There’s no doubt that last year’s Stanley Cup-winning Blackhawks squad was a special one. Not only did they capture the most coveted trophy in all of sports, but provided us with some of the most colorful characters and treated us to some of the greatest sports moments in Chicago’s history.
This season has been a different story. Despite ranking near the top of the league in key categories, like goal differential and on their power play, the 2010-2011 regular season was a steady for playoff position — and a constant reminder to fans that this is not last year’s team.
Gone are the fan favorites of yesterday. Fans this year have had to toil with the likes of Fernando Pisani and Viktor Stalberg in their stead. Having to endure guys like them on the cash-strapped Blackhawks this season has left many a fan at the United Center with a level of frustration only a Cub fan can relate to.
It’s been that type of season for the Hawks. One riddled with inconsistency and injury. One that only saw Chicago prepare mentally for some, not all, of their games, then lose to the likes of Edmonton and Florida. One that, for the first time since the “rebirth” had Hawks fans more excited for the future than the present.
Yet here we stand. Who cares if it took an improbable win by the Minnesota Wild over the Dallas Stars to sneak Chicago into the postseason? After all, anything can happen in the playoffs. Just look at last year’s Philadelphia Flyers.
But even with that in mind, many are approaching with the playoffs with little to no expectations for these Blackhawks. It’s pretty clear that you’d be reaching if you said this team was destined for postseason glory. But that’s what happens when you switch this out:
However, there still remains that one glimmer of hope, that small chance that the Chicago Blackhawks can shock the world with another deep run into the playoffs.
They certainly have the top line talent to do so. With all of the turnover and concern after last summer’s roster turnover, there still remains the fact that Chicago ices four world class forwards on their top lines. Jonathan Toews vaulted into the Hart Trophy discussion with a torrid second half. Patrick Sharp was the MVP of the All Star Game and led the Hawks in goals. Patrick Kane reached both the 100-goal and 300-point marks. When healthy, Marian Hossa was electric, even when he was stuck playing with Tomas Kopecky in the middle.
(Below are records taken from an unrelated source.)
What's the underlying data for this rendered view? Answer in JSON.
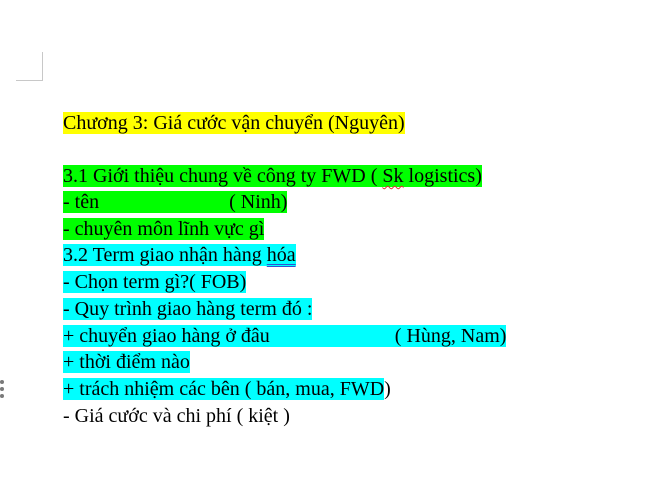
{
  "document": {
    "heading": "Chương 3: Giá cước vận chuyển (Nguyên)",
    "sec31_prefix": "3.1 Giới thiệu chung về công ty FWD ( ",
    "sec31_sk": "Sk",
    "sec31_suffix": " logistics)",
    "ten_label": "- tên",
    "ten_gap": "                          ",
    "ten_owner": "( Ninh)",
    "chuyen_mon": "- chuyên môn lĩnh vực gì",
    "sec32_prefix": "3.2 Term giao nhận hàng ",
    "sec32_hoa": "hóa",
    "chon_term": "- Chọn term gì?( FOB)",
    "quy_trinh": "- Quy trình giao hàng term đó :",
    "chuyen_giao_label": "+ chuyển giao hàng ở đâu",
    "chuyen_giao_gap": "                         ",
    "chuyen_giao_owner": "( Hùng, Nam)",
    "thoi_diem": "+ thời điểm nào",
    "trach_nhiem": "+ trách nhiệm các bên ( bán, mua, FWD",
    "trach_nhiem_end": ")",
    "gia_cuoc": "- Giá cước và chi phí ( kiệt )"
  },
  "colors": {
    "yellow_highlight": "#ffff00",
    "green_highlight": "#00ff00",
    "cyan_highlight": "#00ffff"
  }
}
There’s also the matter of that rather large sum of money wrapped up in the blue line. The Hawks invested into their defense for a reason, and, as inconsistent as they’ve been, the Hawks boast as much talent on the blue line as any team in the NHL. It will fall on Duncan Keith and Brent Seabrook to set the tone for this group, which is easier said than done this season for the defending Norris Trophy winner and his linemate.
There’s also that guy Chicago has between the pipes, in Corey Crawford. For the second consecutive year, the Hawks have turned to a rookie and have not been disappointed. A sure Calder candidate, Crawford won 33 games in his first full season with the Hawks after spending a few years stewing in Rockford, with the Ice Hogs. Since supplanting Marty Turco as the team’s starting goaltender, Crawford has been one of the only guys in Joel Quenneville‘s group to show up on a consistent basis.
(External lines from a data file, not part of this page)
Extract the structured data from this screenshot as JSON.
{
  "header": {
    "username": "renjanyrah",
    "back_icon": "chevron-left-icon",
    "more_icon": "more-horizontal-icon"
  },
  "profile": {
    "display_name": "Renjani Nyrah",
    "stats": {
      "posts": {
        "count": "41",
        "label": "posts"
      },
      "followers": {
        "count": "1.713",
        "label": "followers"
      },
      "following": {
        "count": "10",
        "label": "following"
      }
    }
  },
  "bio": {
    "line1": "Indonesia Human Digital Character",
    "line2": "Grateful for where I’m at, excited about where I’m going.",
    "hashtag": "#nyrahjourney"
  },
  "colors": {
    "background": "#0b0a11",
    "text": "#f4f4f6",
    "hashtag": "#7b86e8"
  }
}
Ultimately, the Hawks’ postseason fortunes will come down to the performance of their role players. Last year’s group was so successful, partly due to the fact that “role” players, like Andrew Ladd and Kris Versteeg stepped up at key moments for the Hawks. After watching Sunday’s debacle against Detroit, is there anyone on this Blackhawks team that can do that?
The returns of Dave Bolland and Troy Brouwer would be tremendous for the Hawks, especially given Bolland’s ability to shut down top tier forwards. But their return, and performance, in the opening series is no guarantee, though they did make the trip to Vancouver with the team.
Outside of those two, who can step up in crunch time? Michael Frolik pops up from time to time, as he did in scoring on Sunday. Tomas Kopecky and his hands of stone manage a goal now and then. But overall, the bottom lines for Chicago are riddled with inconsistency and inexperience. There’s guys like Bryan Bickell, who doesn’t throw his weight around as he should and doesn’t show up to games on a regular basis. Viktor Stalberg was directly responsible for a Tomas Holmstrom goal against the Red Wings on Sunday.
On Sunday night, the Chicago Blackhawks were given new life. As many chances as they had to earn their own playoff berth, it took a lucky break to get them into the playoffs. And while they may be a touch undeserving of an appearance in the postseason, it’s hard to imagine Captain Toews and co. letting a chance like this slip away.
On Wednesday, they’ll kick off their third consecutive playoff run in Vancouver, against the Canucks. The same Canucks they’ve defeated the last two years in the postseason. It’s going to an uphill battle all the way through, but if the proper pieces come together, the Blackhawks could seize the opportunity to make, at least, a thrilling run deep into the playoffs.